Among the entries that follow, some lines contain the word "Flutter". Show all of them.
*** Opening Records to process ***
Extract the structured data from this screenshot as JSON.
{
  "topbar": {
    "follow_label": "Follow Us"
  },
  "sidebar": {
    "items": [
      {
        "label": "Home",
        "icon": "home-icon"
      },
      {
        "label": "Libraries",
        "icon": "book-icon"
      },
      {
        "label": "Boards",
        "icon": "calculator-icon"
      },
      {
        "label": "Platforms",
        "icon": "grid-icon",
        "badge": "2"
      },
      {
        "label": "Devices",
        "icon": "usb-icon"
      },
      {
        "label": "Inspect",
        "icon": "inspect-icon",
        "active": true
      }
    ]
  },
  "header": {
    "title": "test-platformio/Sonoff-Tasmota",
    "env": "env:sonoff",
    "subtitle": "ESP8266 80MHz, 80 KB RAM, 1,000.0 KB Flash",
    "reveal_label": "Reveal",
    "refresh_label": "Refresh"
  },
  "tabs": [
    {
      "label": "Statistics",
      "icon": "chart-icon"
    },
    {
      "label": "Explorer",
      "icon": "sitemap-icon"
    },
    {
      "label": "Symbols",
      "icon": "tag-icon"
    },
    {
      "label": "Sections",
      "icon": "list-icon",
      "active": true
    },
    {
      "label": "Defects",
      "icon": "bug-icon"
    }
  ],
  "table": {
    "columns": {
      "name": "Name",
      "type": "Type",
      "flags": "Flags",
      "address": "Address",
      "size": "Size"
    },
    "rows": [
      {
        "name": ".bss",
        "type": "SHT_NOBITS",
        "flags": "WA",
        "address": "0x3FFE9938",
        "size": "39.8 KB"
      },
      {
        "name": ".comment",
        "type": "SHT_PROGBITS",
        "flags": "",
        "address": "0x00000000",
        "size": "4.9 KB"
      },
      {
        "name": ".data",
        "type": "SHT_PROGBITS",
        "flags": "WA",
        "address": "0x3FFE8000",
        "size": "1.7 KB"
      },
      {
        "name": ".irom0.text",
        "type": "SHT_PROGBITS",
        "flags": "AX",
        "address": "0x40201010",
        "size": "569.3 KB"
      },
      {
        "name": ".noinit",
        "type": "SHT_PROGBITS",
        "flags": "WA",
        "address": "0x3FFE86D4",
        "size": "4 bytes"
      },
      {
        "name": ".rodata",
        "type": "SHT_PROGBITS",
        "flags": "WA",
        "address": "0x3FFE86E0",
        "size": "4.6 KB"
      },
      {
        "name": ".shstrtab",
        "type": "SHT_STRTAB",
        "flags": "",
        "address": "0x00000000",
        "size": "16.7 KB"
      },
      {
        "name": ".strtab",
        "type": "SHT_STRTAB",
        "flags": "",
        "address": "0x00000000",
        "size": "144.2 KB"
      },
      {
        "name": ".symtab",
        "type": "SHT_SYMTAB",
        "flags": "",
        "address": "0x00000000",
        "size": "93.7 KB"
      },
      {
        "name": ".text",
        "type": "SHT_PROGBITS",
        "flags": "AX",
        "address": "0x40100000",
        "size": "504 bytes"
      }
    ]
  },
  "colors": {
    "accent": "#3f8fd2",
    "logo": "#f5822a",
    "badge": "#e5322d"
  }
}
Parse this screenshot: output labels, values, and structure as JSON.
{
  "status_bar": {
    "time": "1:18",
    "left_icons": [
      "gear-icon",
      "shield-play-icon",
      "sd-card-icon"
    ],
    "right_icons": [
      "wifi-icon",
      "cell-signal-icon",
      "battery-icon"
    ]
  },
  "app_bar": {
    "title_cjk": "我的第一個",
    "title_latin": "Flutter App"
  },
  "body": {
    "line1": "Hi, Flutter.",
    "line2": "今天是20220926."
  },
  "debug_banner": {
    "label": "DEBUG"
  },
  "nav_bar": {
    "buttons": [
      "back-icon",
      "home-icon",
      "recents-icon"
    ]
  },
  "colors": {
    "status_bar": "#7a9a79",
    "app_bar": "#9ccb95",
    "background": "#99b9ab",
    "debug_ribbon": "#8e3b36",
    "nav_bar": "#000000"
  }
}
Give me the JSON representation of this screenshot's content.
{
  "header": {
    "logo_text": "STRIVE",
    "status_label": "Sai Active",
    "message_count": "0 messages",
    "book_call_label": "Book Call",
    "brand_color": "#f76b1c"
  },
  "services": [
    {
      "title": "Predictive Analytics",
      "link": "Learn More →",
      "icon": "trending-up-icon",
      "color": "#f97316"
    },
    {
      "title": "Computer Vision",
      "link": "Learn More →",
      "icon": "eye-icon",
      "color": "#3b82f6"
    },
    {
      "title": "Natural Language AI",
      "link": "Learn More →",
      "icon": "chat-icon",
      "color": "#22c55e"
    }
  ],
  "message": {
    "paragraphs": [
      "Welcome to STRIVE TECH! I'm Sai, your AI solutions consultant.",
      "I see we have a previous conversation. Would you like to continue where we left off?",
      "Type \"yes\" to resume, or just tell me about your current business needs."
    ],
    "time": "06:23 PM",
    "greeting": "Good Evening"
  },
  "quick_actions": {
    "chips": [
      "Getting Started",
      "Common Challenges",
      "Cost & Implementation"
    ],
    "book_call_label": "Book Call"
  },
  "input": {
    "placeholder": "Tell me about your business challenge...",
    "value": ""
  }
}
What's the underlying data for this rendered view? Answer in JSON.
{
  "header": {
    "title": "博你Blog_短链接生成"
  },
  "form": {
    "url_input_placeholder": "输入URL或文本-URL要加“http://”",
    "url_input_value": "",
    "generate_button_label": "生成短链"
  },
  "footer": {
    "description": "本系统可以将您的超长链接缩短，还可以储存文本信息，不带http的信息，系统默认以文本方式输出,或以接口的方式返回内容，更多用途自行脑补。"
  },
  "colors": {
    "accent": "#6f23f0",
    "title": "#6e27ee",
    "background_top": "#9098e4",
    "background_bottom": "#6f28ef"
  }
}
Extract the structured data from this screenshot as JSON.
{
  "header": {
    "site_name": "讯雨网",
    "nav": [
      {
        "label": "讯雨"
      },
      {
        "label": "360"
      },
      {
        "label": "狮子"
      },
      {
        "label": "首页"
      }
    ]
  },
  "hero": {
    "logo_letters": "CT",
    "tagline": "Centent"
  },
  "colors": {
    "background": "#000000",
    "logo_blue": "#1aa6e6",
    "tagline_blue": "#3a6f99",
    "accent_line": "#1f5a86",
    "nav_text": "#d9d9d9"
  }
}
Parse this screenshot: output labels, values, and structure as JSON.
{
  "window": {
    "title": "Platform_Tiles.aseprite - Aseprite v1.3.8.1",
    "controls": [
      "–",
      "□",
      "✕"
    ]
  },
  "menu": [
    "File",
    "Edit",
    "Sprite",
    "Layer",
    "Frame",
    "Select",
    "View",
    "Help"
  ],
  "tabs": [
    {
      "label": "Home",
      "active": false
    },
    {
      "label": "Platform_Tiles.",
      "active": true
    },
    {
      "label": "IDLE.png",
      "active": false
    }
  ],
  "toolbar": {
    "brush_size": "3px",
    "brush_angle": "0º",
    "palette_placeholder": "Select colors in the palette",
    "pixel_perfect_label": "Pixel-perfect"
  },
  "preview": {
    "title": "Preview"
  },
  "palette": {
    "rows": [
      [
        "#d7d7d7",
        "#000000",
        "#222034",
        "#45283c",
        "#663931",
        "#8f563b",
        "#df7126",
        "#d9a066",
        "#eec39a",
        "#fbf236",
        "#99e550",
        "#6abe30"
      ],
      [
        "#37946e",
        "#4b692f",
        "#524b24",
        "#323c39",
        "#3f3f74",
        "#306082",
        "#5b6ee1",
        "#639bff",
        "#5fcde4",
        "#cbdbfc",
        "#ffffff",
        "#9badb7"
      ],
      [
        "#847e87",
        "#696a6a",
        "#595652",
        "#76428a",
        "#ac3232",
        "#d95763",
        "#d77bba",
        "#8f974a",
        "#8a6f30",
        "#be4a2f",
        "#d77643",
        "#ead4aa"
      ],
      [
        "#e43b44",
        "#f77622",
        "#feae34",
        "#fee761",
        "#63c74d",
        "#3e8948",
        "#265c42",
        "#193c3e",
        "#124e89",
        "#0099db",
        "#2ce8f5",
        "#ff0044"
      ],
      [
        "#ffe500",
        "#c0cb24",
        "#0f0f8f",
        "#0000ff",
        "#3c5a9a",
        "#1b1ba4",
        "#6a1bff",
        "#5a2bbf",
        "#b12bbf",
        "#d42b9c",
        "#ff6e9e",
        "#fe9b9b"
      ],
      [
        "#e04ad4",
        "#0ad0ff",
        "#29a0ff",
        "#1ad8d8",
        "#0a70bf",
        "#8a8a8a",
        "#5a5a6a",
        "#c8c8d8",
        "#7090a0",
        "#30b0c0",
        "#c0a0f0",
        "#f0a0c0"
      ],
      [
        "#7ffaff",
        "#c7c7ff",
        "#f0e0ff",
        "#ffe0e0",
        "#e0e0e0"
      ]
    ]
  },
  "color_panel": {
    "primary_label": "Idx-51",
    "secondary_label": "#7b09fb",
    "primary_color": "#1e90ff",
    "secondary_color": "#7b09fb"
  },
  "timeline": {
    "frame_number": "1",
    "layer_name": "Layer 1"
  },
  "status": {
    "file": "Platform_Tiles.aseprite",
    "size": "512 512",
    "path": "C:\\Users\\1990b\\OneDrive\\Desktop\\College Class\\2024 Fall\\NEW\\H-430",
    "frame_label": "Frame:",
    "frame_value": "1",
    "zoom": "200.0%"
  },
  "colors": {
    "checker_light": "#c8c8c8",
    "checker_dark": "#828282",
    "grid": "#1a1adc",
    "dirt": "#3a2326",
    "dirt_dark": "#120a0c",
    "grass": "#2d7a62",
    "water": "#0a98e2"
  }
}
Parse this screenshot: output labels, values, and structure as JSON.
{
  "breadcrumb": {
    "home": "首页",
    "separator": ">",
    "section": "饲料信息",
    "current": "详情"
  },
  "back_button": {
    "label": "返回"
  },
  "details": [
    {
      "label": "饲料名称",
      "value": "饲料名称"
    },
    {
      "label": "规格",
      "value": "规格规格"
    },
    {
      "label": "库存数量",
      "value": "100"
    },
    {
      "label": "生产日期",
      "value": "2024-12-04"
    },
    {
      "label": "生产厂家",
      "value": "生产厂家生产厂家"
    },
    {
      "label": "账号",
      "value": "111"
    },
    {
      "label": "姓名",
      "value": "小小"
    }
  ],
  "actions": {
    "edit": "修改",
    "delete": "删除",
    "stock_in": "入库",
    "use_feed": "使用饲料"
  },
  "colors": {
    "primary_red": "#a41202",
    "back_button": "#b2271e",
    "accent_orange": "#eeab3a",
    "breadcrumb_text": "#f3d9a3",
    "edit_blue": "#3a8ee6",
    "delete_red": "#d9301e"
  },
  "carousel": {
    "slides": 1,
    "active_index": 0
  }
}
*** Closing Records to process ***
• **Exercise answer**
    "title_latin": "Flutter App"
    "line1": "Hi, Flutter.",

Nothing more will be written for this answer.